Human+Kind: Monse's Story

Monse:Photo Credit: Carlos Rodriquez, Red Cross Volunteer

Monse:Photo Credit: Carlos Rodriquez, Red Cross Volunteer

Migration affects the lives of millions across the United States, the Americas, and globally. The Human+Kind project seeks to highlight the stories of migrants in the US-Mexico borderlands and the work of humanitarian organizations to support them, including the work of the Red Cross. For more from this project, please click here.

"I'm from Guanajuato, Mexico, and I’ve been in Tijuana for almost two years. I lived in North Carolina for 12 years. Due to domestic violence, I fled back to my mother’s home in Guanajuato with my two daughters. My ex-husband had threatened me with a firearm and, in fact, had injured me enough to send me to the hospital. So, in 2014, I returned to Mexico.

"Life in Guanajuato was very different than what we lived in North Carolina. My daughters did not speak Spanish well so they struggled in school. After some time, I tried to return to the United States with my daughters. I tried to cross twice but was unsuccessful. Without enough money to pay a coyote [smuggler] to get us all across, I had to make the difficult decision to send them without me. As American citizens, they were able to get back legally [and safely]. They live with their father in North Carolina. I got stuck in Mexico. Once he had my daughters, my ex-husband said I was on my own.
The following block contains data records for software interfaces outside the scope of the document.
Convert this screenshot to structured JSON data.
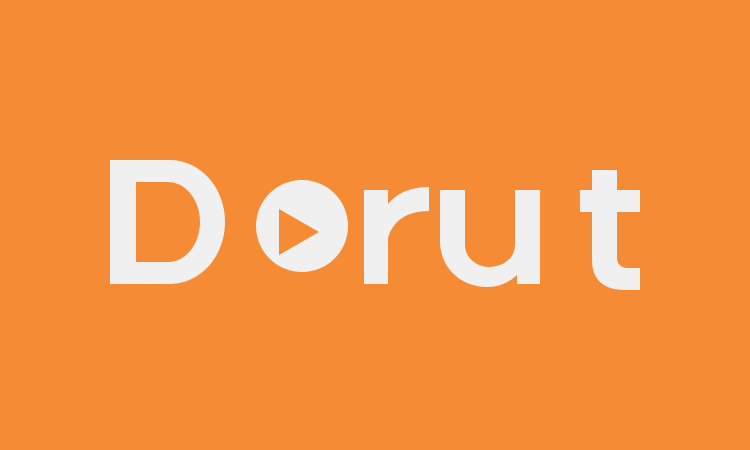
{
  "brand": {
    "name": "Dorut",
    "colors": {
      "background": "#f58c35",
      "logo": "#f0f0f0"
    },
    "logo_icon": "play-icon"
  }
}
"I had not seen my daughters in more than two years, and I finally was able to see them via Skype during the custody hearing. We spent nearly five hours in court — he testified in person while I was in Tijuana presenting my side [through the Internet]. My daughters stated they did not want to live with me, that they loved their father more than they loved me. There were moments of tension, moments of joy (because I at least got to see my daughters). I presented myself as best I could. I couldn't look weak, I couldn't cry or get angry.
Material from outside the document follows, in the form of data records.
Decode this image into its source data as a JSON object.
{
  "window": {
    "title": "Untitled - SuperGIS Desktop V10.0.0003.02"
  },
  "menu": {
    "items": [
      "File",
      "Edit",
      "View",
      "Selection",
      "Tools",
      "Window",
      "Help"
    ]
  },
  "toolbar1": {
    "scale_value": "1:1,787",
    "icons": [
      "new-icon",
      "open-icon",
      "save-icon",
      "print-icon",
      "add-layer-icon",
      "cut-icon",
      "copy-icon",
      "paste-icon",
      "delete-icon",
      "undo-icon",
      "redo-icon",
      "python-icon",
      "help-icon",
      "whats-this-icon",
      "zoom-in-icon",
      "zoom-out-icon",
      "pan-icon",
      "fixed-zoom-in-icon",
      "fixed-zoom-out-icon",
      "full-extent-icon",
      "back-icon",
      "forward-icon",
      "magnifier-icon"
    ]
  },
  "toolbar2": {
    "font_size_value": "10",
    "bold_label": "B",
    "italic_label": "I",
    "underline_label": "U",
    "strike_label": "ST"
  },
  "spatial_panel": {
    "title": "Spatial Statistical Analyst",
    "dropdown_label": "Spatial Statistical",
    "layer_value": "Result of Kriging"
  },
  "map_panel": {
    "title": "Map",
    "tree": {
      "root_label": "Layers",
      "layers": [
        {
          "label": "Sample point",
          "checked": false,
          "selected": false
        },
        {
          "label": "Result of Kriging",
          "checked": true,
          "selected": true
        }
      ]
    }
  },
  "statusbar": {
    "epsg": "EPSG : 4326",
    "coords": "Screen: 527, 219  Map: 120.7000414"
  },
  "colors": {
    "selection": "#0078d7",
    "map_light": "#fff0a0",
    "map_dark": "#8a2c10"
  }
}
"I see families walking together in Tijuana, going out to eat. I ask myself: What are [my daughters] doing? How are they? Are they eating? Are they sleeping? Do they miss me? Will they still love me? What is their life like? How much have they grown? How much have they changed?

"I may not know the answers to these questions until the day I see them again or until they grow up. One day, when I have them in front of me, they themselves will give me their answers.
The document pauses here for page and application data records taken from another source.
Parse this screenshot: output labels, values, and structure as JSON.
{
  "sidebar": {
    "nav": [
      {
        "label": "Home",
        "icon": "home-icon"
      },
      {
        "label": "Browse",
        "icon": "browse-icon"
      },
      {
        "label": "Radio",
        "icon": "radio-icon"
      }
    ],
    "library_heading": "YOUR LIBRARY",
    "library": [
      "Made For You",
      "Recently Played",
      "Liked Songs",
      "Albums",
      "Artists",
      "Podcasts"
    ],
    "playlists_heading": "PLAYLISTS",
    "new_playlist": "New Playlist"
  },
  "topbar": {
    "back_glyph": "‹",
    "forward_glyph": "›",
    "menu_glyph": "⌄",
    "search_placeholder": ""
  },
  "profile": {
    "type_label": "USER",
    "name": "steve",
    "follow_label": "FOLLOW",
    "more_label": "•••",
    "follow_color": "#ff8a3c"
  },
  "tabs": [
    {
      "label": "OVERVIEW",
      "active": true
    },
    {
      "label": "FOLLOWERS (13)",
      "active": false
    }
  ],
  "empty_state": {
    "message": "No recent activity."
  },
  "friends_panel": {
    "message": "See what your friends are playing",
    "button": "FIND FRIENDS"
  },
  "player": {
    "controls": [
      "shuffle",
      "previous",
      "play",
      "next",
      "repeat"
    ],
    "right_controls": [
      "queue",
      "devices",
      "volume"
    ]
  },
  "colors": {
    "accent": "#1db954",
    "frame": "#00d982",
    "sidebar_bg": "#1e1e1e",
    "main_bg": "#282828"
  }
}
"The guards at the detention center in Eagle Pass, Texas, said they were punishing us for entering the country illegally. They'd make us take scalding hot showers. The shower handles said hot and cold but only hot water would come out. At first, the water felt nice. But then the water would burn and we'd come out with our skin red and irritated. They'd turn up the air conditioner to get the area as cold as they could get it, and my body would shiver.

"At night, they'd keep the air conditioner set to super cold; during the day they'd sometimes turn it off. It was an unbearable heat. The building was made of metal, making the brutal Texas heat even worse. There were 60 or 70 of us in a giant warehouse full of beds. You could smell the sewage and other bad odors. When they transported us to the courthouse, they would handcuff us, shackle our feet, and cover our mouths with masks. Some women would ask why they cover our mouths and the guards would say it was because we were dirty and full of diseases. They had locked us up with criminals who had committed horrible crimes — and they treated us all that way.

"They would wake us up at four in the morning. We'd make our bed and get ready for breakfast. If one person did not do everything exactly right, they would punish us all. They would feed us rotten food. Sometimes we would stop eating for a few days but after awhile, you would just be too hungry and so you would eat whatever they served. The milk was spoiled, the few potatoes that floated in water smelled rancid and tasted bad, the tortillas were hard and the oatmeal was dry. They would serve the same for lunch. For dinner, they would serve a sandwich or a piece of ham, more oatmeal and tortillas, and beans. We all would look forward to breakfast on Wednesdays. They would serve us pancakes with a little butter and syrup, and more dry oatmeal, and rotten oranges. Wednesdays were super special. 

"Why would they punish us that way? The whole experience has been a bit difficult for me. [After about a month], I left the detention center a bit traumatized. I had nightmares for more than one year."